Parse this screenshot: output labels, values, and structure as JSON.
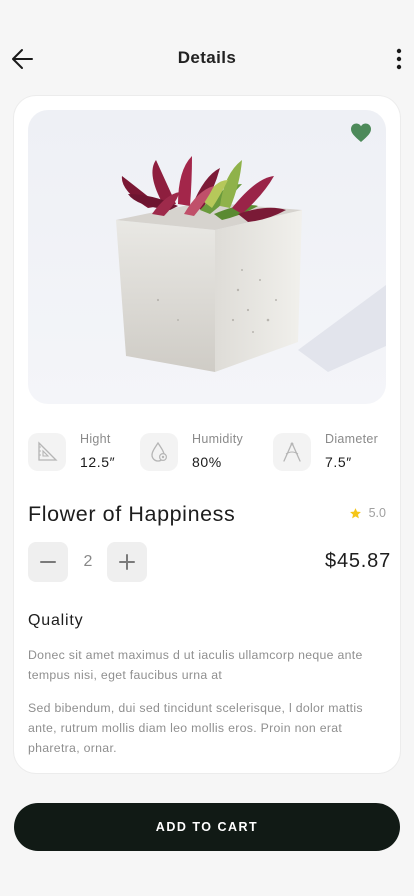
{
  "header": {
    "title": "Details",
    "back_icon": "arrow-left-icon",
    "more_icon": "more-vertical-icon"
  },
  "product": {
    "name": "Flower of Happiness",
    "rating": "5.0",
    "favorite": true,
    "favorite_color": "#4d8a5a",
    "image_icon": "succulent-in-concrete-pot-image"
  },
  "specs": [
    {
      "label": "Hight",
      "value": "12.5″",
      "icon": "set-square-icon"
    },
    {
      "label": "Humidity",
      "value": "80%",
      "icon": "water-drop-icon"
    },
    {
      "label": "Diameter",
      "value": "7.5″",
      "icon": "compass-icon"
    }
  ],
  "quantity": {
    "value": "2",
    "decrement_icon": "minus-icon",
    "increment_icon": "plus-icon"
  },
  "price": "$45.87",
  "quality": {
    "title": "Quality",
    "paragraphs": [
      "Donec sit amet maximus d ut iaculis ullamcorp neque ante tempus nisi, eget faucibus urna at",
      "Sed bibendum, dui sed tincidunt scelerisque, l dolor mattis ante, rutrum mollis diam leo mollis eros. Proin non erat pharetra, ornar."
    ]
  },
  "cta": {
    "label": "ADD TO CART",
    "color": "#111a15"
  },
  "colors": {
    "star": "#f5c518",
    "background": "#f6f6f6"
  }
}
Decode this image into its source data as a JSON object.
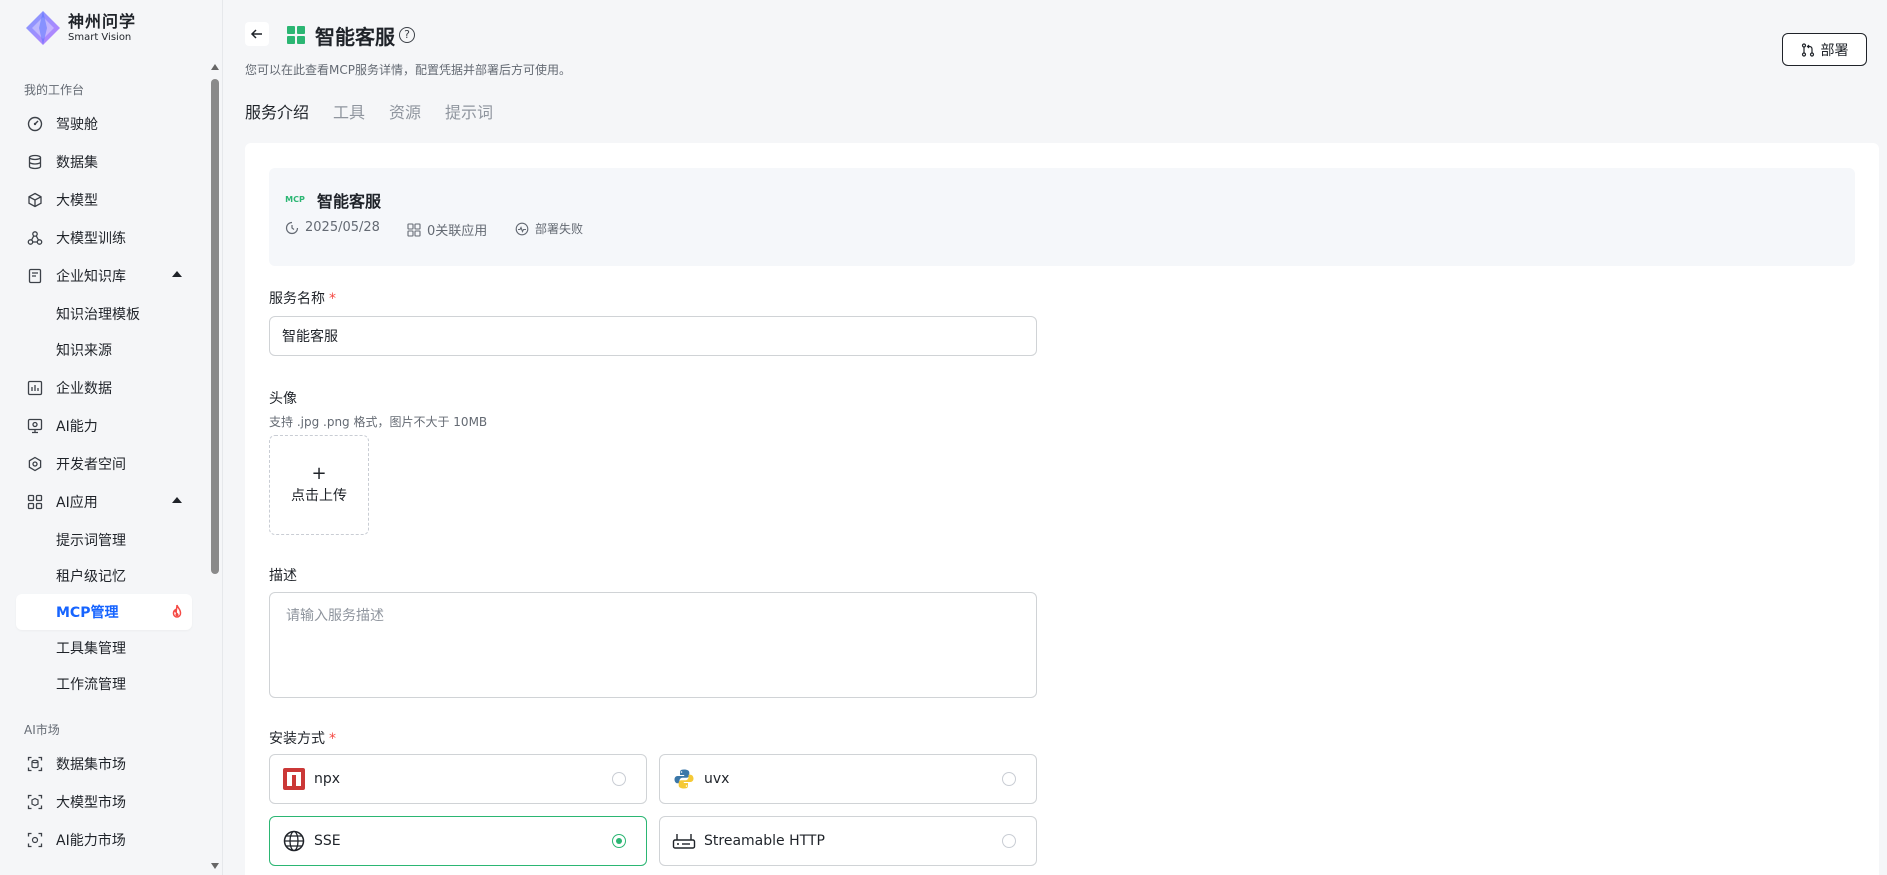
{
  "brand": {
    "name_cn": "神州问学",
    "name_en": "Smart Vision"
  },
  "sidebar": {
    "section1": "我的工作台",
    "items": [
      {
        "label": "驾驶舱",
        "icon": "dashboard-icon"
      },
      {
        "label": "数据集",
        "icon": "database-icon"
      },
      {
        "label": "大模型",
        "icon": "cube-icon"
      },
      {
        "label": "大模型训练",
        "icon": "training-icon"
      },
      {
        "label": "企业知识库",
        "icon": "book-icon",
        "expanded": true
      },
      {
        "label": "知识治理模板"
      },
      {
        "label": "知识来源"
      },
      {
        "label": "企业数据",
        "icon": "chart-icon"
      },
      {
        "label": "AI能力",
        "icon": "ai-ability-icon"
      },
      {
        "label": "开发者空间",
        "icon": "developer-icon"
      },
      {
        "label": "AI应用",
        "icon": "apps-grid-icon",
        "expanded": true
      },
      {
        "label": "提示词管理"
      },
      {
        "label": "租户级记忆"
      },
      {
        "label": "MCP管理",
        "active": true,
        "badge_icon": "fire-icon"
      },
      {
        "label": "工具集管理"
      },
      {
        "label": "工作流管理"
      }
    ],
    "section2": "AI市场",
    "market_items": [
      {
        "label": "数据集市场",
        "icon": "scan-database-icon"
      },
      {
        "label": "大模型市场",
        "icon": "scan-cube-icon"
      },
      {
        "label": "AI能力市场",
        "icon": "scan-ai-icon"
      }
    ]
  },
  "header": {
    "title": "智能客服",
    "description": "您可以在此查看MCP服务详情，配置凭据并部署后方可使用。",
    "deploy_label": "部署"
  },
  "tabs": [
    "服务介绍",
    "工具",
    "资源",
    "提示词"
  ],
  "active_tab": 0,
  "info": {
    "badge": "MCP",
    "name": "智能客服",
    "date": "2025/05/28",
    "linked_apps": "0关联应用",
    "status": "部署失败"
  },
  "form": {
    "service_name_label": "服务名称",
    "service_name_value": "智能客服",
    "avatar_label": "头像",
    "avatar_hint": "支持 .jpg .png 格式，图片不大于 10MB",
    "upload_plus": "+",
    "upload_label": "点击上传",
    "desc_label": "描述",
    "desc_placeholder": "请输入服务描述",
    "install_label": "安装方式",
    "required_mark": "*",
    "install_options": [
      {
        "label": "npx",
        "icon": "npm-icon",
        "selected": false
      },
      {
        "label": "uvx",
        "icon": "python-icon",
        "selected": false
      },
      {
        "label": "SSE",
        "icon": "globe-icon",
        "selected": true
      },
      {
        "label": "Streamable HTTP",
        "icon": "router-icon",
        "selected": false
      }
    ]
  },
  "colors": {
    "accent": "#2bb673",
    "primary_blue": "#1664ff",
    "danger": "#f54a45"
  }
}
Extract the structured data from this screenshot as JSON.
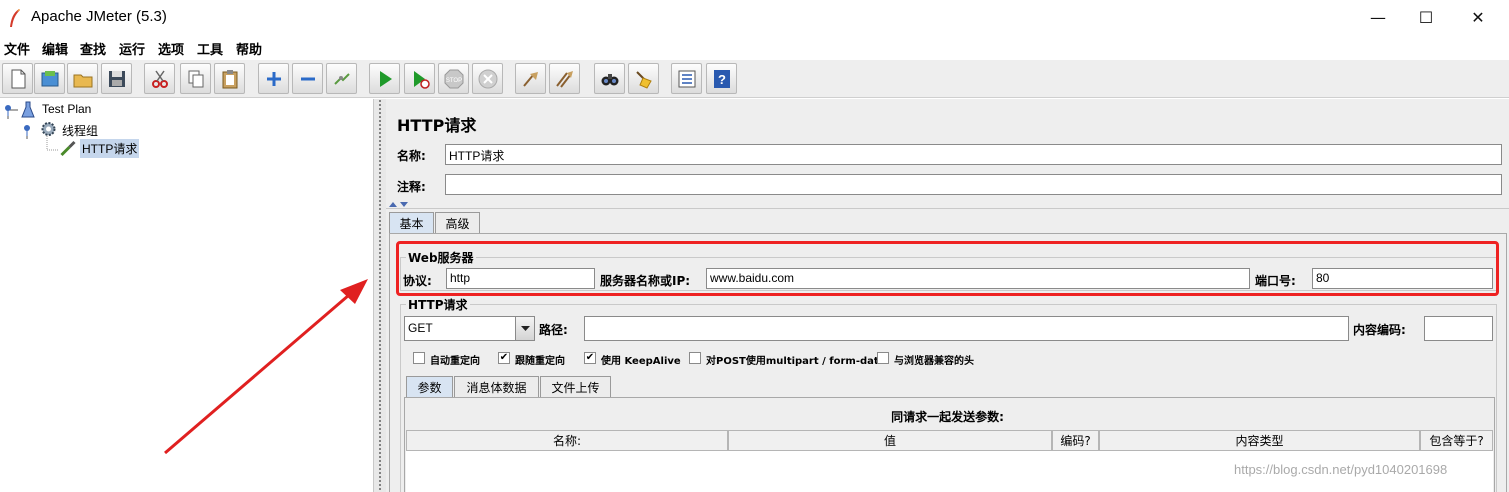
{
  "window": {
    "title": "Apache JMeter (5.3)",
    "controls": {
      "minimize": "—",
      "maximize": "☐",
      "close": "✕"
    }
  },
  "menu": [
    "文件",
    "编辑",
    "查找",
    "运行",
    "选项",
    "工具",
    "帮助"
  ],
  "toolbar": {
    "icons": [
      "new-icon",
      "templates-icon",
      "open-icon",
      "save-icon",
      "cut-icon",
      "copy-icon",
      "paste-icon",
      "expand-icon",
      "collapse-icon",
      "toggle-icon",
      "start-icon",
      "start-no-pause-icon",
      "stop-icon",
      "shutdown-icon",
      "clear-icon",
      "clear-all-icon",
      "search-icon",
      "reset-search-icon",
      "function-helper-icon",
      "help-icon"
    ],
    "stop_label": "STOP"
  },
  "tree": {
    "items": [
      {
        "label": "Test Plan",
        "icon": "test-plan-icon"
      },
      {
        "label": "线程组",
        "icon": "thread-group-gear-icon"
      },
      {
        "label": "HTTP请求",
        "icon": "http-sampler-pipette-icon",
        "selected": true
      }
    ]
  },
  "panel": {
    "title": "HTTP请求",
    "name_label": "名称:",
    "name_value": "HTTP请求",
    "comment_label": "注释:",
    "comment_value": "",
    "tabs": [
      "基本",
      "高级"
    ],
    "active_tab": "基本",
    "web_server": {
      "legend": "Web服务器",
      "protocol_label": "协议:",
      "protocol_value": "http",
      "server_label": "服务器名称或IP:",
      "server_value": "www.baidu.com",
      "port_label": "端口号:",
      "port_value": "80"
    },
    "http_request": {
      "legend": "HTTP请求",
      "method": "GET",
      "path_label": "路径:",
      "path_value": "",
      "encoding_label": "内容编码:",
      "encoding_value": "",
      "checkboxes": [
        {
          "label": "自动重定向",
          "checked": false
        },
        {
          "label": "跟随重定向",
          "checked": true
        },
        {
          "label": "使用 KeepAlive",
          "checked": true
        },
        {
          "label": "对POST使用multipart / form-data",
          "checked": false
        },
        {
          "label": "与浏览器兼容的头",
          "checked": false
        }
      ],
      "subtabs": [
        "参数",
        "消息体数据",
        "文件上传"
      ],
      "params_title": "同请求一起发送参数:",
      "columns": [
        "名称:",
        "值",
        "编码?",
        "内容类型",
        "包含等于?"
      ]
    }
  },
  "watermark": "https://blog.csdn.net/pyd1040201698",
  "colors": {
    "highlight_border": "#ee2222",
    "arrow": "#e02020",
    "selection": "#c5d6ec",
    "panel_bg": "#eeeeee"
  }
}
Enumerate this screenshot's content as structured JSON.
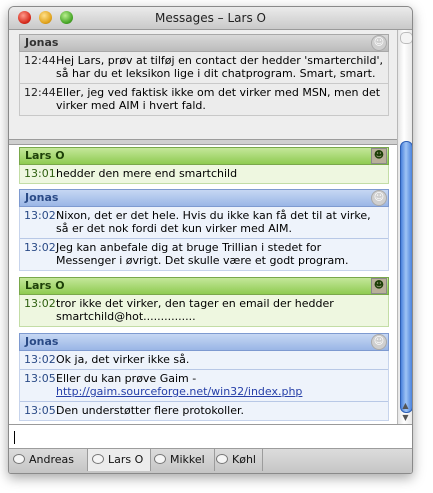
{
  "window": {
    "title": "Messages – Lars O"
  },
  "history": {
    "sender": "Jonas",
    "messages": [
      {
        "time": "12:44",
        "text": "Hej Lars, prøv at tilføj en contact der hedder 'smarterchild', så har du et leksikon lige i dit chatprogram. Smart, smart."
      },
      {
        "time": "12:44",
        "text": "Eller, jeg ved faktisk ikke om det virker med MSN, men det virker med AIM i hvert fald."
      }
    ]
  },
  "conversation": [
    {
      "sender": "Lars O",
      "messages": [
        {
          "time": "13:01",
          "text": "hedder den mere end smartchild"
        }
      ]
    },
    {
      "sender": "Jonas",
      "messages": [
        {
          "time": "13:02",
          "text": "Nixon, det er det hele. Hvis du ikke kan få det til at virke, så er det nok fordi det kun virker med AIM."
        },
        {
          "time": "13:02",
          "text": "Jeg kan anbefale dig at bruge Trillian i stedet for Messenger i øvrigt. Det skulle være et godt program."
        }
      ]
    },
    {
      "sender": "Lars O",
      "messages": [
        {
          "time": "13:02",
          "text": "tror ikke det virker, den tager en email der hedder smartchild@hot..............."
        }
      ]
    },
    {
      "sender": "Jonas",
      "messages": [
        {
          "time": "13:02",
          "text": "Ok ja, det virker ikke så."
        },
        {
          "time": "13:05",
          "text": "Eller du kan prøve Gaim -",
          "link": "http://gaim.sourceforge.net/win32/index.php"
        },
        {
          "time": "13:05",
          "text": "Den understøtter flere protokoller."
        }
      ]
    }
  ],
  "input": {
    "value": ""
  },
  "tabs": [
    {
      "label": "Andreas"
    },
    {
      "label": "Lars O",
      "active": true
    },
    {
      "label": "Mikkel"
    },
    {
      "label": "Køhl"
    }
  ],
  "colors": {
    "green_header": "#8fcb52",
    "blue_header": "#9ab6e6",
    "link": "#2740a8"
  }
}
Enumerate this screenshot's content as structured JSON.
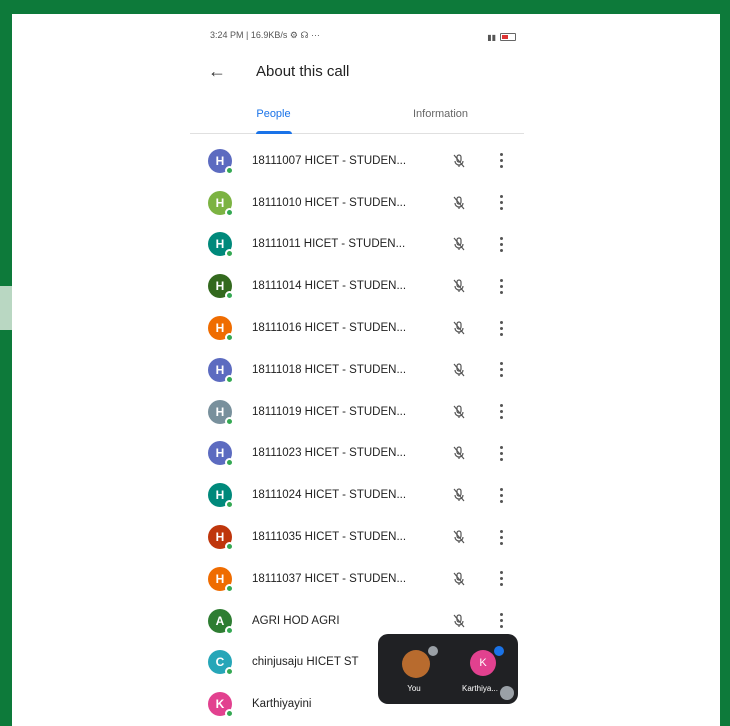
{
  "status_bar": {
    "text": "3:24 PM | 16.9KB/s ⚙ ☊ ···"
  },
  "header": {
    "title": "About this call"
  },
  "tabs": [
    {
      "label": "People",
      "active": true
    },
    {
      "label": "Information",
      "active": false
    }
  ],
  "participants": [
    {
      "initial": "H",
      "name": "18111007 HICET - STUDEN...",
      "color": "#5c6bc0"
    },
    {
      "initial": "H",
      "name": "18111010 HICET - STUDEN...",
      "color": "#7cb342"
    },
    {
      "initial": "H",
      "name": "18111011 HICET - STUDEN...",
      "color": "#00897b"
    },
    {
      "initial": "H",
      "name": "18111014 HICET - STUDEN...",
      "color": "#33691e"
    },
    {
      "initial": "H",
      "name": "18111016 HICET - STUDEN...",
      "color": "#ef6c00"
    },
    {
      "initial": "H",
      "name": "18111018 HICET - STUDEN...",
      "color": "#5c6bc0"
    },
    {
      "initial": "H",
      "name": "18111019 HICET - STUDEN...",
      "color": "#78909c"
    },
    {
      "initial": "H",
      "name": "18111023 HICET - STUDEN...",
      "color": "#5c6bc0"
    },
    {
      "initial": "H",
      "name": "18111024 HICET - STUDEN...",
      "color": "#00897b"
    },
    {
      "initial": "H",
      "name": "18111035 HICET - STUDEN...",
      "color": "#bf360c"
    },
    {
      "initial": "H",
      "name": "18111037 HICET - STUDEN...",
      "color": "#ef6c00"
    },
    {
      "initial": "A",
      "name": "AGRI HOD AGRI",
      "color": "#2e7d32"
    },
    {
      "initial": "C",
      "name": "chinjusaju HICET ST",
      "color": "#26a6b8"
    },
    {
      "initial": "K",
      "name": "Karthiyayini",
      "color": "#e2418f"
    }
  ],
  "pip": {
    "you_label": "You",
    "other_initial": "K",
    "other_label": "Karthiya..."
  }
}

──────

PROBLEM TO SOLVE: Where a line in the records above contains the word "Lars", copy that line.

TASK RESPONSE:
    "title": "Messages – Lars O"
        "text": "Hej Lars, prøv at tilføj en contact der hedder 'smarterchild', så har du et leksikon lige i dit chatprogram. Smart, smart."
      "sender": "Lars O",
      "sender": "Lars O",
      "label": "Lars O",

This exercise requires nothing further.